Despite the headlines about the unprecedented exodus of Cuban children, larger events overshadowed it, and Operation Pedro Pan soon faded from public attention. By October 1962, the world would be at the brink of nuclear war. The United States detected the Soviet Union’s nuclear missiles on the island and demanded that they be removed. In turn, the Soviet Union demanded that the United States make a pledge of nonintervention in Cuba. As a result of the standoff, both Cuba and the United States banned travel to and from the island. The plight of these children—many whose parents had not been able to come to the United States—would be forgotten in the unfolding world drama.

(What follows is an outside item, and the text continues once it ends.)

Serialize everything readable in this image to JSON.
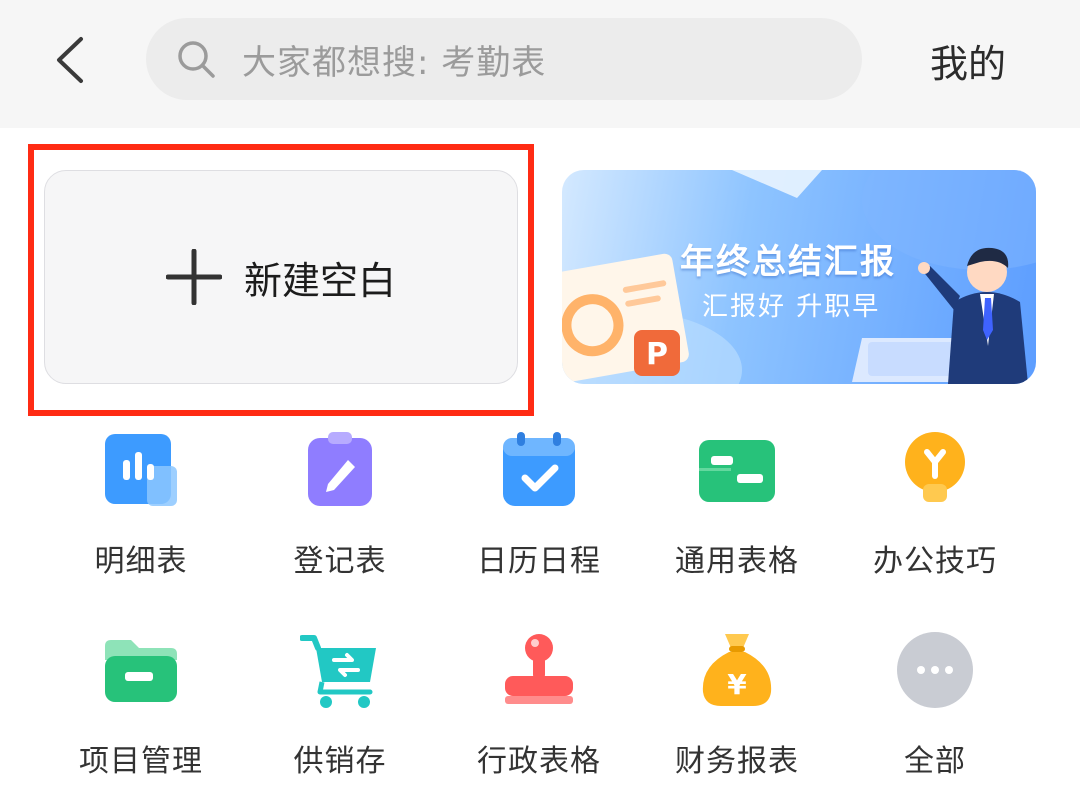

About the Author
A frequent media commentator on Cuba-U.S. relations, María de los Angeles Torres is professor of Latin American and Latino Studies at University of Chicago Illinois and author of several books, including In the Land of Mirrors: Cuban Exile Politics in the United States and The Lost Apple: Operation Pedro Pan, Cuban Children in the U.S., and the Promise of a Better Future. She lives in Chicago, Illinois.